Abdul Fatah Eshrat Ahmadzai, spokesman for the ministry of labour, social affairs, martyrs and the disabled, accepted that there were issues surrounding the processing of pensions.

He said measures were being taken to overcome the challenges, and that the government had delegated a task force to reduce delays.

He also highlighted steps the ministry had taken to set up bank accounts for its retired workers, allowing pensions to be paid direct into their accounts.

And he added that new biometric security measures were set to clamp down on so-called “ghost civil servants” – fake identities created by fraudsters hoping to collect pensions that had not been earned.

Ahmadzai said, “We’ve already paid last year’s pensions in full and 75 per cent of civil servant pensions for this year. The remainder will be paid in the near future.

“We’ve worked overtime to get this done and to address any issues we’ve been made aware of. Next year there should be no problems because we’ve created a much better system. Pensioners should be pleased.”

Despite his reassurance, many former civil servants remain sceptical.

Hashemi, a legal affairs analyst and retired academic, claimed he had not received his pension for the last two years.

“The process is inefficient and the government has failed to find a solution,” he said.

“Talk is cheap but officials need to put their promises into practice. Failure to pay these pensions on time is breaking the law so the government is breaking its own rules.”

Wahid, another retired civil servant, said, “My brother was a police officer who was killed in the line of duty. But for the last ten months I’ve been unable to get access to his pension.

“I’ve travelled from my home in Takhar to Kabul and then back to Takhar all this time. I’ve spent half my own pension on hotels.”

“Each department is causing a great deal of distress to those seeking their pension payments,” agreed Hasibullah, who used to work at the ministry of agriculture, irrigation and livestock.

The 65-year-old said that there was “no doubt some retired civil servants were being treated unfairly”.

“People have to wait months and have to pay bribes in order to get anywhere,” he continued. “I had to pay bribes myself.”

When IWPR put details of these individual cases to the ministry of labour, social affairs, martyrs and the disabled, officials blamed the delays on the ministry of finance.

Ahmadzai said, “The [finance] ministry doesn’t cooperate with us – it’s ignoring its responsibilities.”

However, a senior official from the finance ministry described the allegations as baseless.

Mohammad Aqa Kohistani, a deputy minister, claimed a major issue was the ministry of labour’s failure to provide an accurate figure for the number of retired workers.

He said, “We’ve still paid the bulk of pension payments to the ministry of labour, social affairs, martyrs and the disabled.
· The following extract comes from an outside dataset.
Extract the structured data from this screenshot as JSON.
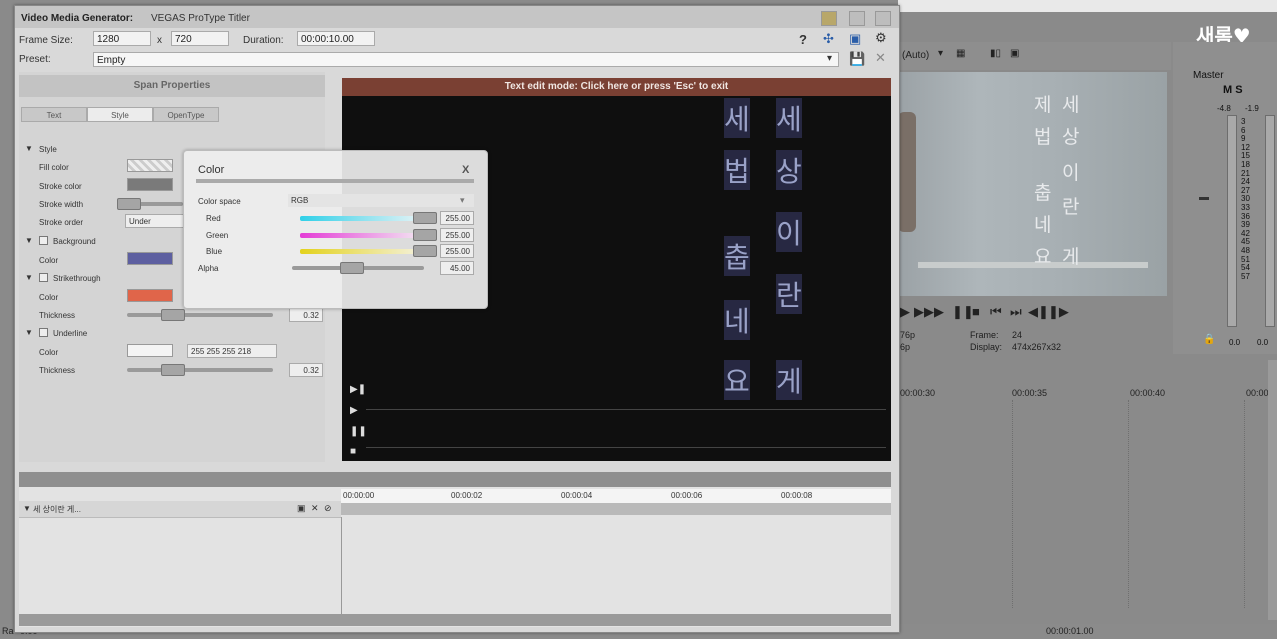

Only 14 million US dollars is still due and that will be paid soon.

“Likewise, we’ve paid the bulk of military pensions payments. The process is a little time-consuming but the full amount will be provided in the near future. The problem is that everyone blames everybody else.”

Ramazan Bashardost, a member of parliament for Kabul, said that the issues were down to a combination of corruption and a breakdown in the relationship between the two ministries.

He added that lawmakers were failing to serve their country, adding, “Parliament is at the heart of corruption here. Most members of parliament choose to defend their personal interests rather than the national interest.”

In the meantime, pensioners continue to struggle to gain what is rightfully theirs.

Nahid (not her real name) used to work in the personnel department of the ministry of information and culture.

The 65-year-old said, “I have been coming here to the treasury for the last eight months. Whenever I come officials tell me to go away and come back next week.

“We’re treated like we’re a charity, as though officials don’t have to pay us. But this is our right.”

This report was produced under IWPR’s Supporting Investigative Reporting in Local Media and Strengthening Civil Society across Afghanistan initiative, funded by the British Embassy Kabul.